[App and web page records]
======
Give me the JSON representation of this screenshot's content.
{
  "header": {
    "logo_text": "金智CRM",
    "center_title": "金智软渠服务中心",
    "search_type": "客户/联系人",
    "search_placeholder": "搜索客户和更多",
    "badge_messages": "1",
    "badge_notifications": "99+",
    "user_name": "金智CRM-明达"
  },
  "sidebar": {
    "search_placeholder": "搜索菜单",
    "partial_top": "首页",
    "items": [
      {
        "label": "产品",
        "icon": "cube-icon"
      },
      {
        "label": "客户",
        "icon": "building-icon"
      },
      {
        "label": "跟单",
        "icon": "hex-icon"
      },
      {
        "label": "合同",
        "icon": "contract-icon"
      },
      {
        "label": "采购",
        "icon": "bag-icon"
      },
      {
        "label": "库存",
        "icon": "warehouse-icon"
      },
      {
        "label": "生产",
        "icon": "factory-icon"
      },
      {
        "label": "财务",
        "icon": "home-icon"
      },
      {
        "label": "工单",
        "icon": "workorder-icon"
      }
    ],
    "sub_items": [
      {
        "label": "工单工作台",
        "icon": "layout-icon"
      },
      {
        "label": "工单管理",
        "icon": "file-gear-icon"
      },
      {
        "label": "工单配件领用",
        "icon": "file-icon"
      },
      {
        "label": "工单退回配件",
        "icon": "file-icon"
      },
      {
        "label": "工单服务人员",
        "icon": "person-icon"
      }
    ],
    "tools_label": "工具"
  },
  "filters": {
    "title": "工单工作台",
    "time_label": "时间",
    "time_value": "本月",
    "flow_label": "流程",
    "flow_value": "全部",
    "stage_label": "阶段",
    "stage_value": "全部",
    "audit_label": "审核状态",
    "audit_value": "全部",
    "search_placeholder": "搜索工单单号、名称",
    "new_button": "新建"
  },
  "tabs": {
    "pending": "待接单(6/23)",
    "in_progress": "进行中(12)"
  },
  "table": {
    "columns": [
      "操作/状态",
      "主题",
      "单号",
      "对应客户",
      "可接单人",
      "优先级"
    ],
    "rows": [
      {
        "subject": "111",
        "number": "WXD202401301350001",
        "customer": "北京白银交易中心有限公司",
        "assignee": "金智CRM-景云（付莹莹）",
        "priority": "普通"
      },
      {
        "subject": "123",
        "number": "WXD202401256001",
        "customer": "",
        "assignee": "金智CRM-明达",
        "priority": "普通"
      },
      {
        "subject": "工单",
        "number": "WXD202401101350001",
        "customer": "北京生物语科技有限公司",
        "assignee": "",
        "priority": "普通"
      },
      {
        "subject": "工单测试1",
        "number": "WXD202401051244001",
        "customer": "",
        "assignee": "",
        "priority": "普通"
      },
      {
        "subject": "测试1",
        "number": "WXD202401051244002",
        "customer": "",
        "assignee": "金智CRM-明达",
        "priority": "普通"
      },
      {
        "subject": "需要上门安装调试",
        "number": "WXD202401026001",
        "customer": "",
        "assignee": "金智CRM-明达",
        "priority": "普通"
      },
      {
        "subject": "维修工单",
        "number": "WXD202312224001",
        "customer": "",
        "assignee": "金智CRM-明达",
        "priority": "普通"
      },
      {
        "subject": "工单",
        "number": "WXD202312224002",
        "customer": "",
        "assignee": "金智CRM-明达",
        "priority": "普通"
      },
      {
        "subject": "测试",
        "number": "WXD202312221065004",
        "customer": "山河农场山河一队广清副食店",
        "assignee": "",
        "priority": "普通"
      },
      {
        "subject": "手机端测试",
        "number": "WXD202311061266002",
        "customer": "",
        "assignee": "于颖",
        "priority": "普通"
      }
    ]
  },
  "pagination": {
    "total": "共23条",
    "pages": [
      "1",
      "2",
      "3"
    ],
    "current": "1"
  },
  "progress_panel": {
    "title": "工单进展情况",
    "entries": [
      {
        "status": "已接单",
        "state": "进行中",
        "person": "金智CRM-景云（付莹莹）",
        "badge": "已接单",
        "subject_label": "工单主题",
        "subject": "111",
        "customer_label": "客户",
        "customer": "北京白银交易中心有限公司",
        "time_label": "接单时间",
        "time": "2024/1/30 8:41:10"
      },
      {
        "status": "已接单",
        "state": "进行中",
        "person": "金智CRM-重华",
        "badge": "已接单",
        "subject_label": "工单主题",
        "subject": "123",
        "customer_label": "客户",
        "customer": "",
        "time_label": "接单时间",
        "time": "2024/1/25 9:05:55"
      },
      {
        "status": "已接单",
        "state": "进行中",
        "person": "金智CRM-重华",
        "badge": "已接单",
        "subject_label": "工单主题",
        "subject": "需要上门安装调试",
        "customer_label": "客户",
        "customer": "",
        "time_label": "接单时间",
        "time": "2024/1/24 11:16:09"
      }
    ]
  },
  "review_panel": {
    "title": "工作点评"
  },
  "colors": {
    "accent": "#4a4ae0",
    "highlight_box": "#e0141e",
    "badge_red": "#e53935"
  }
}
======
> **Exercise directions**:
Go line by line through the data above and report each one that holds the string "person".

> **Output of the task**:
        "icon": "person-icon"
        "person": "金智CRM-景云（付莹莹）",
        "person": "金智CRM-重华",
        "person": "金智CRM-重华",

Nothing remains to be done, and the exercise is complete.